■ Problem to solve
Scan the entries for the word "JdkTest". Every line that has it should be copied.

Start of Block

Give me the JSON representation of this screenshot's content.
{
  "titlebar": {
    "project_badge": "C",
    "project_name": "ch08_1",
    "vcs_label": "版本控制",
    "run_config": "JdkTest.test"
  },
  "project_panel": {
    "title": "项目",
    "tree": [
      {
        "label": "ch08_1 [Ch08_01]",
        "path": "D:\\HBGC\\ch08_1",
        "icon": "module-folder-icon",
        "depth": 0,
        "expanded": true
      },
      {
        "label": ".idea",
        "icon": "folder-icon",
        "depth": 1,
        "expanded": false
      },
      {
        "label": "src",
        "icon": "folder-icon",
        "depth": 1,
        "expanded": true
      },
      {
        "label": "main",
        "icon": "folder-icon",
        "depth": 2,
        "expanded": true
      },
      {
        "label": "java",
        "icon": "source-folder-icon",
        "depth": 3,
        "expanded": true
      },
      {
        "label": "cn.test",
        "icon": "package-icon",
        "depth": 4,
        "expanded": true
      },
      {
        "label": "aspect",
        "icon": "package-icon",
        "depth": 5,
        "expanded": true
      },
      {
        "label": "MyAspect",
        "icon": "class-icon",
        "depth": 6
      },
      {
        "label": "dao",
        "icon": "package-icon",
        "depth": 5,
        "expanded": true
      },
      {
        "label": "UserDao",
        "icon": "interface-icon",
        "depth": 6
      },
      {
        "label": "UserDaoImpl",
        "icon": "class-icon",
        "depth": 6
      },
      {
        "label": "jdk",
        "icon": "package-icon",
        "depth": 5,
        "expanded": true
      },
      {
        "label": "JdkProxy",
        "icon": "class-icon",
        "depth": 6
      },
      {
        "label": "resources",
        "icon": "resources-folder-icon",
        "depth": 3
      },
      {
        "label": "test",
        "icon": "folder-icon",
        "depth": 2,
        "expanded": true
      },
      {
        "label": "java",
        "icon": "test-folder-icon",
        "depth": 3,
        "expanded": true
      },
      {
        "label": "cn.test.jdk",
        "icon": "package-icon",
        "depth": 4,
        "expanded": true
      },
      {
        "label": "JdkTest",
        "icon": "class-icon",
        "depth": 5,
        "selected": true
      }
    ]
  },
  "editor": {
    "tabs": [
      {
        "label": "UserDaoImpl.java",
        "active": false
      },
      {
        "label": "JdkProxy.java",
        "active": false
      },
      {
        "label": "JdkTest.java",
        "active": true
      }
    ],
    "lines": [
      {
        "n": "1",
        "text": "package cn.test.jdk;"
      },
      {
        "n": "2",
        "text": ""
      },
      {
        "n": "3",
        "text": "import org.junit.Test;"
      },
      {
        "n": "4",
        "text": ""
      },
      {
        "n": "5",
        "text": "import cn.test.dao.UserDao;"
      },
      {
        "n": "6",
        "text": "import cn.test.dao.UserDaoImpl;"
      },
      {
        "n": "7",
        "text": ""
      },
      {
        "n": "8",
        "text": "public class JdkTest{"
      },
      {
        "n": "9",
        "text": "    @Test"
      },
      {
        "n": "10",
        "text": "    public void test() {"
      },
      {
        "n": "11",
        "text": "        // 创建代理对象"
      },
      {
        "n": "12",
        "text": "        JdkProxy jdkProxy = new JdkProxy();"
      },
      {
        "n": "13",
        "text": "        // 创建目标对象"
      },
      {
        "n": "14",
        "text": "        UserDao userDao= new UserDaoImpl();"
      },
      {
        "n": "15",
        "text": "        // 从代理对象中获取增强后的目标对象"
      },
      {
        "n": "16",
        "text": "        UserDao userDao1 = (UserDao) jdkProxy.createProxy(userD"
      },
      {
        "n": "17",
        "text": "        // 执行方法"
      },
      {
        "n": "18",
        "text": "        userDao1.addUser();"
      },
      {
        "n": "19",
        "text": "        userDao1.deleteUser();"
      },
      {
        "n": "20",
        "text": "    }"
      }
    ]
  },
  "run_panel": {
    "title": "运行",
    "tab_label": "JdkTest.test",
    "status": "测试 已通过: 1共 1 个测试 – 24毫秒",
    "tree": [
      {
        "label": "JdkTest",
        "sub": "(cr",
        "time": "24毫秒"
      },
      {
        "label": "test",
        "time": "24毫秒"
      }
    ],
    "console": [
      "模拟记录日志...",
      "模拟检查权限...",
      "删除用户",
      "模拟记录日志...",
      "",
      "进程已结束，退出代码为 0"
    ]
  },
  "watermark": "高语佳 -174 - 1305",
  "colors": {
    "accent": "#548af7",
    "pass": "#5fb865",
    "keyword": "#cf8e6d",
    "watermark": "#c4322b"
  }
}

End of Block

■ Task output
    "run_config": "JdkTest.test"
        "label": "JdkTest",
        "label": "JdkTest.java",
        "text": "public class JdkTest{"
    "tab_label": "JdkTest.test",
        "label": "JdkTest",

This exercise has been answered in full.